» **Element data from apps and pages**
──────────

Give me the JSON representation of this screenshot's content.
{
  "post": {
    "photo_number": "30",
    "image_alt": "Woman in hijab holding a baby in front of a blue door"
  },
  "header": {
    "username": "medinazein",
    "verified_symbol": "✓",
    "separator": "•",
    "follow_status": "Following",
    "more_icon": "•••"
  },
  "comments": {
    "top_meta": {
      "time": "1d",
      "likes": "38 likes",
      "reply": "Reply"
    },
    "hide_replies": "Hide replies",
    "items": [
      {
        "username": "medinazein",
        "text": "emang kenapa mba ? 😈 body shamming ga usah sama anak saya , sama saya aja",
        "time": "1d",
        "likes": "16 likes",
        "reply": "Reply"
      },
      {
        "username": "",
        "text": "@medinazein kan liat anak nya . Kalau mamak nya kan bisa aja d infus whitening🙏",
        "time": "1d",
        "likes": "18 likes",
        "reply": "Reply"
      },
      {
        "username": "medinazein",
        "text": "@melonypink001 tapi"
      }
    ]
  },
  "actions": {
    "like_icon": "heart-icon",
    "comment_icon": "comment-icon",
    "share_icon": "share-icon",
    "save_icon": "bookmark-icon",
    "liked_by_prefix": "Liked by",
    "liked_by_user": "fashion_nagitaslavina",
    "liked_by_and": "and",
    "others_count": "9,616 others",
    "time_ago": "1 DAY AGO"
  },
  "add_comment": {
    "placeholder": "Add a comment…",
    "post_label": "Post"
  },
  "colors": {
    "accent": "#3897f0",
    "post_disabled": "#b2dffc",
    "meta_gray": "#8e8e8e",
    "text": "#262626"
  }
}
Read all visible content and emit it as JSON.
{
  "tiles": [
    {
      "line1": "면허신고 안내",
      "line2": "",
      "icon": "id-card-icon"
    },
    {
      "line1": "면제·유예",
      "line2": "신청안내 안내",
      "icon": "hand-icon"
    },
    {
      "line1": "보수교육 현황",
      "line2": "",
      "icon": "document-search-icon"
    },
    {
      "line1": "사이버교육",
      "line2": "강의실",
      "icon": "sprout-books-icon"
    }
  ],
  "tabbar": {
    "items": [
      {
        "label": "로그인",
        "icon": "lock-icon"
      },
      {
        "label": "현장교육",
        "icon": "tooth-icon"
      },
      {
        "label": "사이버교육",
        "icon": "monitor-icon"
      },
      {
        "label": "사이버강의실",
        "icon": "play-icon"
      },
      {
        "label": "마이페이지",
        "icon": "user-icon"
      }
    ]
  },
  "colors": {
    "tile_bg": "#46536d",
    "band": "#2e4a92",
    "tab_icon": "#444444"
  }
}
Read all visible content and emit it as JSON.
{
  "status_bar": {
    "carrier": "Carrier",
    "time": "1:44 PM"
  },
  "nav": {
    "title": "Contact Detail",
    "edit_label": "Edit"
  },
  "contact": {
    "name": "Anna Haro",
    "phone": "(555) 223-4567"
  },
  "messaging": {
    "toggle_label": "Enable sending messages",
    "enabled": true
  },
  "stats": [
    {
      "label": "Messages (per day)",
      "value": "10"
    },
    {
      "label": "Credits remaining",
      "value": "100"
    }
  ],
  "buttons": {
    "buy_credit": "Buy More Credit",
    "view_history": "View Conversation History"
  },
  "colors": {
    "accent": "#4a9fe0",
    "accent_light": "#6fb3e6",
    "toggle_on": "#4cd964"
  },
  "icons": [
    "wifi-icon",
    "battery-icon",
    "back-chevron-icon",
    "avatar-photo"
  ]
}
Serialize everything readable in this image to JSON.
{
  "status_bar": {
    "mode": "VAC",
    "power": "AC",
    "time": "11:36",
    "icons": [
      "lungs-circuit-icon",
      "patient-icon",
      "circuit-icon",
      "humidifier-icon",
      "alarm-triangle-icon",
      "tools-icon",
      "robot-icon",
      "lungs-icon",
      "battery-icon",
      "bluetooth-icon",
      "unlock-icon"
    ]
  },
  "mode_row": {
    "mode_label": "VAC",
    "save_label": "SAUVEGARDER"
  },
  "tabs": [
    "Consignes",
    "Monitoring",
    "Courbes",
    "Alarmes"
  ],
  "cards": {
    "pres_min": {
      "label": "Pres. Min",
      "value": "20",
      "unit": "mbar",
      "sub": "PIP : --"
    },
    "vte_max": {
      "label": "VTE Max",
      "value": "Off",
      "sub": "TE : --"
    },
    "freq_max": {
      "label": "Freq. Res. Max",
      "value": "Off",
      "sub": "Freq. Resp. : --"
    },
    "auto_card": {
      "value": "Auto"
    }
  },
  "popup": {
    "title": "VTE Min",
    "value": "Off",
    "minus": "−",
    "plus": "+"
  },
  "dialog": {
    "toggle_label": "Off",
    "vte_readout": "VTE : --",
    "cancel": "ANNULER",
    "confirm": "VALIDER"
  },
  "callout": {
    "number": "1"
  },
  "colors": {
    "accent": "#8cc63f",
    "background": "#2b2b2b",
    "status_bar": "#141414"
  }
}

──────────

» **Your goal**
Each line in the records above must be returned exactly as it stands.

» **Solution to the problem**
Give me the JSON representation of this screenshot's content.
{
  "post": {
    "photo_number": "30",
    "image_alt": "Woman in hijab holding a baby in front of a blue door"
  },
  "header": {
    "username": "medinazein",
    "verified_symbol": "✓",
    "separator": "•",
    "follow_status": "Following",
    "more_icon": "•••"
  },
  "comments": {
    "top_meta": {
      "time": "1d",
      "likes": "38 likes",
      "reply": "Reply"
    },
    "hide_replies": "Hide replies",
    "items": [
      {
        "username": "medinazein",
        "text": "emang kenapa mba ? 😈 body shamming ga usah sama anak saya , sama saya aja",
        "time": "1d",
        "likes": "16 likes",
        "reply": "Reply"
      },
      {
        "username": "",
        "text": "@medinazein kan liat anak nya . Kalau mamak nya kan bisa aja d infus whitening🙏",
        "time": "1d",
        "likes": "18 likes",
        "reply": "Reply"
      },
      {
        "username": "medinazein",
        "text": "@melonypink001 tapi"
      }
    ]
  },
  "actions": {
    "like_icon": "heart-icon",
    "comment_icon": "comment-icon",
    "share_icon": "share-icon",
    "save_icon": "bookmark-icon",
    "liked_by_prefix": "Liked by",
    "liked_by_user": "fashion_nagitaslavina",
    "liked_by_and": "and",
    "others_count": "9,616 others",
    "time_ago": "1 DAY AGO"
  },
  "add_comment": {
    "placeholder": "Add a comment…",
    "post_label": "Post"
  },
  "colors": {
    "accent": "#3897f0",
    "post_disabled": "#b2dffc",
    "meta_gray": "#8e8e8e",
    "text": "#262626"
  }
}
Read all visible content and emit it as JSON.
{
  "tiles": [
    {
      "line1": "면허신고 안내",
      "line2": "",
      "icon": "id-card-icon"
    },
    {
      "line1": "면제·유예",
      "line2": "신청안내 안내",
      "icon": "hand-icon"
    },
    {
      "line1": "보수교육 현황",
      "line2": "",
      "icon": "document-search-icon"
    },
    {
      "line1": "사이버교육",
      "line2": "강의실",
      "icon": "sprout-books-icon"
    }
  ],
  "tabbar": {
    "items": [
      {
        "label": "로그인",
        "icon": "lock-icon"
      },
      {
        "label": "현장교육",
        "icon": "tooth-icon"
      },
      {
        "label": "사이버교육",
        "icon": "monitor-icon"
      },
      {
        "label": "사이버강의실",
        "icon": "play-icon"
      },
      {
        "label": "마이페이지",
        "icon": "user-icon"
      }
    ]
  },
  "colors": {
    "tile_bg": "#46536d",
    "band": "#2e4a92",
    "tab_icon": "#444444"
  }
}
Read all visible content and emit it as JSON.
{
  "status_bar": {
    "carrier": "Carrier",
    "time": "1:44 PM"
  },
  "nav": {
    "title": "Contact Detail",
    "edit_label": "Edit"
  },
  "contact": {
    "name": "Anna Haro",
    "phone": "(555) 223-4567"
  },
  "messaging": {
    "toggle_label": "Enable sending messages",
    "enabled": true
  },
  "stats": [
    {
      "label": "Messages (per day)",
      "value": "10"
    },
    {
      "label": "Credits remaining",
      "value": "100"
    }
  ],
  "buttons": {
    "buy_credit": "Buy More Credit",
    "view_history": "View Conversation History"
  },
  "colors": {
    "accent": "#4a9fe0",
    "accent_light": "#6fb3e6",
    "toggle_on": "#4cd964"
  },
  "icons": [
    "wifi-icon",
    "battery-icon",
    "back-chevron-icon",
    "avatar-photo"
  ]
}
Serialize everything readable in this image to JSON.
{
  "status_bar": {
    "mode": "VAC",
    "power": "AC",
    "time": "11:36",
    "icons": [
      "lungs-circuit-icon",
      "patient-icon",
      "circuit-icon",
      "humidifier-icon",
      "alarm-triangle-icon",
      "tools-icon",
      "robot-icon",
      "lungs-icon",
      "battery-icon",
      "bluetooth-icon",
      "unlock-icon"
    ]
  },
  "mode_row": {
    "mode_label": "VAC",
    "save_label": "SAUVEGARDER"
  },
  "tabs": [
    "Consignes",
    "Monitoring",
    "Courbes",
    "Alarmes"
  ],
  "cards": {
    "pres_min": {
      "label": "Pres. Min",
      "value": "20",
      "unit": "mbar",
      "sub": "PIP : --"
    },
    "vte_max": {
      "label": "VTE Max",
      "value": "Off",
      "sub": "TE : --"
    },
    "freq_max": {
      "label": "Freq. Res. Max",
      "value": "Off",
      "sub": "Freq. Resp. : --"
    },
    "auto_card": {
      "value": "Auto"
    }
  },
  "popup": {
    "title": "VTE Min",
    "value": "Off",
    "minus": "−",
    "plus": "+"
  },
  "dialog": {
    "toggle_label": "Off",
    "vte_readout": "VTE : --",
    "cancel": "ANNULER",
    "confirm": "VALIDER"
  },
  "callout": {
    "number": "1"
  },
  "colors": {
    "accent": "#8cc63f",
    "background": "#2b2b2b",
    "status_bar": "#141414"
  }
}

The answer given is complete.